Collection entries
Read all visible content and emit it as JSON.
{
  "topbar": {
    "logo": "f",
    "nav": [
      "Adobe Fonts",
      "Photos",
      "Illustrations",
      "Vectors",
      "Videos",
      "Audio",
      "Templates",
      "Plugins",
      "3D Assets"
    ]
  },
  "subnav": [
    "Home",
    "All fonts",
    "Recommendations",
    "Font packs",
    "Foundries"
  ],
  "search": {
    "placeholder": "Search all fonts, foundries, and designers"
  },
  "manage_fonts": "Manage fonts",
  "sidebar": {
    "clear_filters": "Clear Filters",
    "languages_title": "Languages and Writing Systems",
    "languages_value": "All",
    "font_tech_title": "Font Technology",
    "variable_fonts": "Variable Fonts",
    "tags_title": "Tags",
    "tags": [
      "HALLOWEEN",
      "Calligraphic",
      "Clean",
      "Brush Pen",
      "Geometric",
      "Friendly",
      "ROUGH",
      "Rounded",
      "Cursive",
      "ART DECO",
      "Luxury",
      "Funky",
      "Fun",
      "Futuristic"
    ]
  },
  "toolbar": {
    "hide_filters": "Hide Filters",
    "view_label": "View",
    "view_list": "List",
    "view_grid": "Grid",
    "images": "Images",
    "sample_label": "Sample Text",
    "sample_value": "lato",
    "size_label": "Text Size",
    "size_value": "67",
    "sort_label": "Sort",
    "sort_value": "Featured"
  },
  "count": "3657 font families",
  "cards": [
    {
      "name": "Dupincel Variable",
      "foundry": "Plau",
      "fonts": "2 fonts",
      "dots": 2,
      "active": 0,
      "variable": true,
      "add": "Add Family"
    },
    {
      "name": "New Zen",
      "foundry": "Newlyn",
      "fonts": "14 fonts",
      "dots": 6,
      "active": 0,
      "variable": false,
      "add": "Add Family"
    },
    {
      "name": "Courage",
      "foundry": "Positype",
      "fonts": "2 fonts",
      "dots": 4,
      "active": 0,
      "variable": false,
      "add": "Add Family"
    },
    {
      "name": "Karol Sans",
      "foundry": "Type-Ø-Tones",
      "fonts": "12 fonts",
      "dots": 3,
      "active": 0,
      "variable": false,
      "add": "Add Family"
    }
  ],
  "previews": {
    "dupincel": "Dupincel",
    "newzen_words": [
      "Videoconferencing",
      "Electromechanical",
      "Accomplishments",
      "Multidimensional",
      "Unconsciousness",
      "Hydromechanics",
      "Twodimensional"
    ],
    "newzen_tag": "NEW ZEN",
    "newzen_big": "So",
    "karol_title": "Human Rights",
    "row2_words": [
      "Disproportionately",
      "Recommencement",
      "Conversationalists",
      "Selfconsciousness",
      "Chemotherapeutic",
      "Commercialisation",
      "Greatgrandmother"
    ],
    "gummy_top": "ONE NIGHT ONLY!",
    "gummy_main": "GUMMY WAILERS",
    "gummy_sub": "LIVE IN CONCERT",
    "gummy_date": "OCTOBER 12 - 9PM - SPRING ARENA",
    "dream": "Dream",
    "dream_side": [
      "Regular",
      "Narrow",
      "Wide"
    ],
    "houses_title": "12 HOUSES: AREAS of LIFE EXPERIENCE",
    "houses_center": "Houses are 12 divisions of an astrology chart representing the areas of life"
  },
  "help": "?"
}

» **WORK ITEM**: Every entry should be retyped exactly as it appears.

» **RESPONSE TO THIS TASK**:
Read all visible content and emit it as JSON.
{
  "topbar": {
    "logo": "f",
    "nav": [
      "Adobe Fonts",
      "Photos",
      "Illustrations",
      "Vectors",
      "Videos",
      "Audio",
      "Templates",
      "Plugins",
      "3D Assets"
    ]
  },
  "subnav": [
    "Home",
    "All fonts",
    "Recommendations",
    "Font packs",
    "Foundries"
  ],
  "search": {
    "placeholder": "Search all fonts, foundries, and designers"
  },
  "manage_fonts": "Manage fonts",
  "sidebar": {
    "clear_filters": "Clear Filters",
    "languages_title": "Languages and Writing Systems",
    "languages_value": "All",
    "font_tech_title": "Font Technology",
    "variable_fonts": "Variable Fonts",
    "tags_title": "Tags",
    "tags": [
      "HALLOWEEN",
      "Calligraphic",
      "Clean",
      "Brush Pen",
      "Geometric",
      "Friendly",
      "ROUGH",
      "Rounded",
      "Cursive",
      "ART DECO",
      "Luxury",
      "Funky",
      "Fun",
      "Futuristic"
    ]
  },
  "toolbar": {
    "hide_filters": "Hide Filters",
    "view_label": "View",
    "view_list": "List",
    "view_grid": "Grid",
    "images": "Images",
    "sample_label": "Sample Text",
    "sample_value": "lato",
    "size_label": "Text Size",
    "size_value": "67",
    "sort_label": "Sort",
    "sort_value": "Featured"
  },
  "count": "3657 font families",
  "cards": [
    {
      "name": "Dupincel Variable",
      "foundry": "Plau",
      "fonts": "2 fonts",
      "dots": 2,
      "active": 0,
      "variable": true,
      "add": "Add Family"
    },
    {
      "name": "New Zen",
      "foundry": "Newlyn",
      "fonts": "14 fonts",
      "dots": 6,
      "active": 0,
      "variable": false,
      "add": "Add Family"
    },
    {
      "name": "Courage",
      "foundry": "Positype",
      "fonts": "2 fonts",
      "dots": 4,
      "active": 0,
      "variable": false,
      "add": "Add Family"
    },
    {
      "name": "Karol Sans",
      "foundry": "Type-Ø-Tones",
      "fonts": "12 fonts",
      "dots": 3,
      "active": 0,
      "variable": false,
      "add": "Add Family"
    }
  ],
  "previews": {
    "dupincel": "Dupincel",
    "newzen_words": [
      "Videoconferencing",
      "Electromechanical",
      "Accomplishments",
      "Multidimensional",
      "Unconsciousness",
      "Hydromechanics",
      "Twodimensional"
    ],
    "newzen_tag": "NEW ZEN",
    "newzen_big": "So",
    "karol_title": "Human Rights",
    "row2_words": [
      "Disproportionately",
      "Recommencement",
      "Conversationalists",
      "Selfconsciousness",
      "Chemotherapeutic",
      "Commercialisation",
      "Greatgrandmother"
    ],
    "gummy_top": "ONE NIGHT ONLY!",
    "gummy_main": "GUMMY WAILERS",
    "gummy_sub": "LIVE IN CONCERT",
    "gummy_date": "OCTOBER 12 - 9PM - SPRING ARENA",
    "dream": "Dream",
    "dream_side": [
      "Regular",
      "Narrow",
      "Wide"
    ],
    "houses_title": "12 HOUSES: AREAS of LIFE EXPERIENCE",
    "houses_center": "Houses are 12 divisions of an astrology chart representing the areas of life"
  },
  "help": "?"
}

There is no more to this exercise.